Terry says that the owner didn’t bother going to the police, but instead obtained CCTV film of the theft from a neighbour and the leisure centre nearby and posted the footage on Facebook.

Not long afterwards, his fishing tackle was found three miles away and returned to him.

Many of the properties have CCTV or burglar alarms or both; even the charity shops have security grills.

An earlier patrol in the evening, we learn en route, was eventful. Two youths on bikes were being monitored and one subsequently climbed on to the roof of a house. The suspected burglars were chased away and police attended promptly after both the ‘patrol’ and home owner dialled 999.

On Cornwall Street there is a Premier store which has also been hit. ‘It was held up at knifepoint last year,’ Terry reveals as he drives along this part of the estate, which he describes as a ‘hotspot.’

Another particularly nasty incident took place not far from here, in Stratford Road at 11pm last Sunday. It’s highlighted in the crime log, too. ‘Two males with balaclavas entered a property armed with knives. A male was slashed with a knife and beaten with a knuckle duster and a woman was knocked into a wall when she tried to intervene.’

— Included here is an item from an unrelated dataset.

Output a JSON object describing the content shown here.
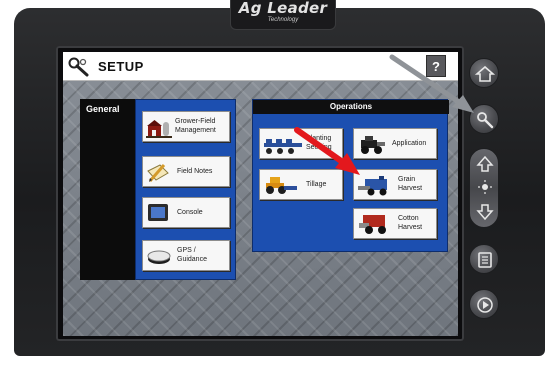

The victims were Robbie Brown and girlfriend Toni Barnard. The couple were asleep when the masked intruders burst in.

Mr Brown, who works for a utility company, posted pictures of his injury on Facebook from his hospital bed appealing to anyone with relevant CCTV footage to get in touch.

‘We’re fine now,’ he told us. ‘Everything is fine. I just want to know what was behind it because it was such a random attack.’

It was about 3am, when we had our first sighting of the well-known local villain on his bike in Caledonian Road, although Terry did not recognise him until later.

He attracted our attention because it’s hard to imagine why anyone would be cycling through this neighbourhood at that time unless they were up to no good.

He popped up again down the side of the Greenside pub in Stockton Road before reappearing near allotments in Brenda Road when Terry calls the police.

Outside Hartlepool police station the following day, we’re greeted by a similar scene to the night before. Four patrol cars and three vans were parked up — all empty.

Additional reporting: Mark Branagan and Tim Stewart



(Visited 28 times, 1 visits today)

Leave a Reply